The newspaper warned: “Twenty-five years of reform has seen increasing power go to the regions, and it is now out of control. This is why efforts since last year to control runaway growth have not succeeded. Regional officials do not want growth to slow, as it will affect both their constituencies and their pockets. While they give lip service to central government policies, they do not implement them. This underscores an underlying fragility in the system, which is not reflected in statistics.”

Wen Jiabao and other Chinese officials have played down the prospect of an economic crash, declaring that China’s macroeconomic measures will produce a “soft landing”. During his recent visit to Europe, Wen told 400 British executives that he was a driver who “has to press the brakes gently” to avoid an emergency stop.

The fears remain, however. Standard & Poors estimated in March that hot money to the tune of $40 to $50 billion has been flowing into China in the expectation that the yuan will appreciate against the US dollar. That money could easily flow out again if the yuan revaluation does not occur.

The Institute of International Finance, a US-based financial group representing the world’s 330 largest banks, warned last Friday that “the difficulties inherent in fine-tuning the Chinese economy suggest that the adjustment to more moderate growth is likely to be bumpy with implications for the rest of the region and the world.”

So sensitive are the financial markets that a vaguely worded announcement by Beijing on May 10 about “limited price increases” provoked an immediate reaction. Hong Kong’s Hang Seng China Enterprises Index fell 7.7 percent—the biggest fall in four years—while stock markets in Shanghai and Shengzhen dropped 2.2 and 2.5 percent respectively.

Andy Xie, the chief economist for Morgan Stanley Asia, warned last month that the “hard landing scenario likelihood is rising fast. Something bad could happen in the next three to four quarters.” He has repeatedly likened the investment bubble in China to that of other regional economies prior to the Asian economic crisis in 1997-98.

Inflation and social unrest

A huge global imbalance has developed as China has become what is dubbed the “workshop of the world”—a massive cheap labour platform for transnational corporations. One of the consequences has been a trebling of global shipping costs over the past two years, due to the huge quantities of raw materials and components being imported by China.

Increased transport costs have translated into rising prices for production inputs.
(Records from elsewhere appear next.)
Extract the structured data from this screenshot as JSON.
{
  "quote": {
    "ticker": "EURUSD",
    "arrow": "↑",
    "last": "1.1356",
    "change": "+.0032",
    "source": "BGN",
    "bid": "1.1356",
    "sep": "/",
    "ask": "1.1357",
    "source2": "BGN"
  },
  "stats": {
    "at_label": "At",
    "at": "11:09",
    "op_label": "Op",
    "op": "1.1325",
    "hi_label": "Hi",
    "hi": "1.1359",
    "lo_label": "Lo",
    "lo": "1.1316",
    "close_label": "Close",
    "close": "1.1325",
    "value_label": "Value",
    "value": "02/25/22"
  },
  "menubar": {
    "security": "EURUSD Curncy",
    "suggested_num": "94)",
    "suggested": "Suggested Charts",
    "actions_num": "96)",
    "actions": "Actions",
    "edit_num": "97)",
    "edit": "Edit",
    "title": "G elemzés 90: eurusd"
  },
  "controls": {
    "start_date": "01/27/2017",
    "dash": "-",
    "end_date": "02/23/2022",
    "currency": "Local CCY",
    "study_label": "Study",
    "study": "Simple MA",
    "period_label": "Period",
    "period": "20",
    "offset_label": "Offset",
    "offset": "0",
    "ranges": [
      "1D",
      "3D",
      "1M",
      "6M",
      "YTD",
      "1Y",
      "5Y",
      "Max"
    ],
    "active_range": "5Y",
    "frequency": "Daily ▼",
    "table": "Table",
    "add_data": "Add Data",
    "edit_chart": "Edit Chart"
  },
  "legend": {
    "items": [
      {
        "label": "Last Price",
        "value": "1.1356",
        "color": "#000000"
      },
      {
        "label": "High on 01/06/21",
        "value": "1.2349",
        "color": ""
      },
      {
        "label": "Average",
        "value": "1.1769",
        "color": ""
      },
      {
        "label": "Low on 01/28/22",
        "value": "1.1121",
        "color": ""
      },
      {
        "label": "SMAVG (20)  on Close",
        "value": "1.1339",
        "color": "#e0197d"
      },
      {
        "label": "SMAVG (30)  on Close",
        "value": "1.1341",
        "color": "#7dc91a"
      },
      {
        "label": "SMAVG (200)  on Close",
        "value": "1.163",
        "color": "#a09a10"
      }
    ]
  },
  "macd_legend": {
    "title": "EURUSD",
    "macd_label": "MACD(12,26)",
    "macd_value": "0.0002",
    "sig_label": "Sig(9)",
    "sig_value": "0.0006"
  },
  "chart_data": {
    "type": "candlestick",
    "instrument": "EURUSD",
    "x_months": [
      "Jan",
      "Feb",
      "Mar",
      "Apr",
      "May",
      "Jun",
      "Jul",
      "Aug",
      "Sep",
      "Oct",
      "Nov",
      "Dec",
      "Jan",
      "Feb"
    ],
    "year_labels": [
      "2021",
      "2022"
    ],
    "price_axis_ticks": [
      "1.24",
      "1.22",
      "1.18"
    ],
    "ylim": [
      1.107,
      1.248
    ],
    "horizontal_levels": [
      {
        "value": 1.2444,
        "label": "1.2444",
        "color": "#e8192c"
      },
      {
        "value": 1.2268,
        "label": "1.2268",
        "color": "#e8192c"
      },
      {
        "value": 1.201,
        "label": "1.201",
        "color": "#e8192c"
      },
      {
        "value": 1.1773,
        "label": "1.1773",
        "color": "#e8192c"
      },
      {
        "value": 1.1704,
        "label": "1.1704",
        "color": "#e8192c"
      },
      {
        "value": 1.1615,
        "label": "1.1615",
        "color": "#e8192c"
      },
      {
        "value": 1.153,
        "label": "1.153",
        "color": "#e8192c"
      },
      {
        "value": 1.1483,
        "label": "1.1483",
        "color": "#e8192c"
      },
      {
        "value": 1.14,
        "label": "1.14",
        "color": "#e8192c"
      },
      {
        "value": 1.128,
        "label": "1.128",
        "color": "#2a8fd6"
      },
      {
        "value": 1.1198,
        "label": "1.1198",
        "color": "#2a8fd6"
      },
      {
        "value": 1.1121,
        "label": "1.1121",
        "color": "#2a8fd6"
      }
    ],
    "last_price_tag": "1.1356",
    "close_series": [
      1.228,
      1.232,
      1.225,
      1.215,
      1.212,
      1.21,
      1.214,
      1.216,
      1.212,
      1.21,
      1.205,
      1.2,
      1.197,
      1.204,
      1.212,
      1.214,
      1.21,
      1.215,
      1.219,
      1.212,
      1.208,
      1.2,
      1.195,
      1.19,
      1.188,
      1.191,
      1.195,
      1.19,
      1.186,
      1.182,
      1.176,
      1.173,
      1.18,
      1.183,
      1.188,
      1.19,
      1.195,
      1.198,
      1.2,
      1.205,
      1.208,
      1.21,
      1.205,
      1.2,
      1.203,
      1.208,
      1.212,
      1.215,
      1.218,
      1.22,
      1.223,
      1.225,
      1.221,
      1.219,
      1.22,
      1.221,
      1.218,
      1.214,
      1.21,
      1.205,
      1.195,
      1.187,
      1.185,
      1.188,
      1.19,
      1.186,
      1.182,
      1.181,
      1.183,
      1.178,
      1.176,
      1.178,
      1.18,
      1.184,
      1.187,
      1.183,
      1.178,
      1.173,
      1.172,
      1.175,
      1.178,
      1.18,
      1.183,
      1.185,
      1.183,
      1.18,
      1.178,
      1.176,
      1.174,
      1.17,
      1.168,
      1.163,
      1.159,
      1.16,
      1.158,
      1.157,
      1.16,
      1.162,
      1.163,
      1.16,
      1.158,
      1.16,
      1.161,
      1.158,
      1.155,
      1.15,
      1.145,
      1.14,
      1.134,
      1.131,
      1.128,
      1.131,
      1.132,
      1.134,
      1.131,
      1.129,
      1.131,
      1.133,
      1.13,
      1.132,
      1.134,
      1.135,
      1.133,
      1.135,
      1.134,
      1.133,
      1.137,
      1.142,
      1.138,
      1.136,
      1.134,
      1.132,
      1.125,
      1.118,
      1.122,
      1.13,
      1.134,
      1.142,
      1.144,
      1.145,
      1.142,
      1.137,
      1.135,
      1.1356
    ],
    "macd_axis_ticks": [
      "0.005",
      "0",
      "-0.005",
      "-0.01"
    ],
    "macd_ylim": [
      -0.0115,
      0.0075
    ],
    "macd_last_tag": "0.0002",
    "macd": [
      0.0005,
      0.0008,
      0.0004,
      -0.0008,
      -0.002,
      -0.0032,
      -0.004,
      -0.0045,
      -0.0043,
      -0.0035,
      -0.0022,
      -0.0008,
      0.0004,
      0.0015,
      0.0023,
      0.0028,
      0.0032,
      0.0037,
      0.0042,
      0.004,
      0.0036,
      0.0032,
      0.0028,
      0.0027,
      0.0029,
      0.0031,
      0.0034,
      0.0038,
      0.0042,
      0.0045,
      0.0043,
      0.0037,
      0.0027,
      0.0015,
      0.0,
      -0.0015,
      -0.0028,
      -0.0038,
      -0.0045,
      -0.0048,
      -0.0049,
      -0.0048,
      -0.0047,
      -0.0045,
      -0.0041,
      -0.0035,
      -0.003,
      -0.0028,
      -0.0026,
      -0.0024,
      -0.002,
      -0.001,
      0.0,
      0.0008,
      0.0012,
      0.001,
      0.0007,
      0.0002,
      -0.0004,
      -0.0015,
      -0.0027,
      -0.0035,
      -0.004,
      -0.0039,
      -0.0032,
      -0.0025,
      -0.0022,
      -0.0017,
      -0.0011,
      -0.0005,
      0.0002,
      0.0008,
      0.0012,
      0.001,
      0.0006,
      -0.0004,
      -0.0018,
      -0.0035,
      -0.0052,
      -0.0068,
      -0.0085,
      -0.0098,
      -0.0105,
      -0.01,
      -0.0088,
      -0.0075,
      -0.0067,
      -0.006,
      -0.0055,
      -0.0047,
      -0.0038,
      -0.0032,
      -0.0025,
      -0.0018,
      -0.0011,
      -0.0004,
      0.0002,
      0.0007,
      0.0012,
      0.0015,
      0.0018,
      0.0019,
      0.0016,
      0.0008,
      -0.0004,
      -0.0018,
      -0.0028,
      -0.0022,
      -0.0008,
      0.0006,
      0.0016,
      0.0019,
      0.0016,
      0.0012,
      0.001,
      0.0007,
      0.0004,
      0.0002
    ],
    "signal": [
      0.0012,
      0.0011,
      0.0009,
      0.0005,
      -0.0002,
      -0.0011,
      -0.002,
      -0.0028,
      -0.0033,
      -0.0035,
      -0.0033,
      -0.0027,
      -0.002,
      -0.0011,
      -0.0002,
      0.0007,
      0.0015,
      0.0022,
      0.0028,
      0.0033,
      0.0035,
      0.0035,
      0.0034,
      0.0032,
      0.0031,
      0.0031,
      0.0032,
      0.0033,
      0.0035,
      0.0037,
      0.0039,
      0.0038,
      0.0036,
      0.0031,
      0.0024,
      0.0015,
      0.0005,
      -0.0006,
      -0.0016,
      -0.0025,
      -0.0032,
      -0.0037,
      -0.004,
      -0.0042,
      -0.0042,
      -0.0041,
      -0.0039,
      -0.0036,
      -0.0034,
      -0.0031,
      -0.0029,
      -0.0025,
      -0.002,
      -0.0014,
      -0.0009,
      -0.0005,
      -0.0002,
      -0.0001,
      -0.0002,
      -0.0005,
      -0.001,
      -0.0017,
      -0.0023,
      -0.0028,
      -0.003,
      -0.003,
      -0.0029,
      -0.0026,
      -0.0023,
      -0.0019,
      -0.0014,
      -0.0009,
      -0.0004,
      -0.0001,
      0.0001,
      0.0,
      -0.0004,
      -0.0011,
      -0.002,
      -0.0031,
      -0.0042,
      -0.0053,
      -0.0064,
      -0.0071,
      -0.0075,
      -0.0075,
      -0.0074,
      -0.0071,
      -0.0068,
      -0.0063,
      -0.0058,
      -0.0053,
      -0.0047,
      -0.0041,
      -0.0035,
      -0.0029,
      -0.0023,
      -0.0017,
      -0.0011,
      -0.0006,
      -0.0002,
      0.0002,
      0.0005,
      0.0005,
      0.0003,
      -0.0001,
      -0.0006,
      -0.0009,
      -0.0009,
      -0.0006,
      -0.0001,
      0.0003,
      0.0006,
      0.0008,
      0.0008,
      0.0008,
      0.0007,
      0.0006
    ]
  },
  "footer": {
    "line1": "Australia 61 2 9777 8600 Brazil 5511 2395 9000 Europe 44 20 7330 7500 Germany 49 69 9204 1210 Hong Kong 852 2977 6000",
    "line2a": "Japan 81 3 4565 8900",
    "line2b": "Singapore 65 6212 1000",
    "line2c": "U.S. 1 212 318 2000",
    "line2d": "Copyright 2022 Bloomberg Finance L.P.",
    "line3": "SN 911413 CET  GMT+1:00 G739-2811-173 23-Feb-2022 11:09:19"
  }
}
As labour is so cheap in China, raw materials and components account for most of the cost of finished products, putting enormous pressures on Chinese manufacturers to raise their prices despite cutthroat competition for export markets. If the prices of Chinese manufactured goods do start to rise, it could translate into global inflation, forcing central banks around the world, including China’s own, to increase interest rates.

The Chinese government is acutely conscious of the political implications of inflation or a financial collapse. The anarchic process of market reforms over the past two decades has opened China up to a flood of foreign investment and created a deepening social divide between a small wealthy, corrupt elite and the vast majority of working people.

Sharp increases in the cost of living in 1988 directly contributed to the mass anti-government protests in May-June 1989. Five years later, in 1993-1994, a carefully-managed “soft landing” of the economy to end the feverish growth associated with property speculation resulted in social unrest as millions of Chinese were thrown out of work.

An article entitled “Fears grow in China that boom will go bust” in the Chicago Tribune on May 2 warned: “A crash could destroy the real estate market, wreak havoc with already weak banks, throw millions of people out of work, cast farmers into deprivation and lead to the one crisis China’s authoritarian government fears most: social unrest.”

Beijing is faced with an unpalatable dilemma. On the one hand, it cannot afford to let the speculative frenzy continue unchecked because the inevitable collapse of the financial bubble will have devastating social and political consequences. On the other hand, slower growth will discourage further foreign investment and lead to higher unemployment and rising discontent.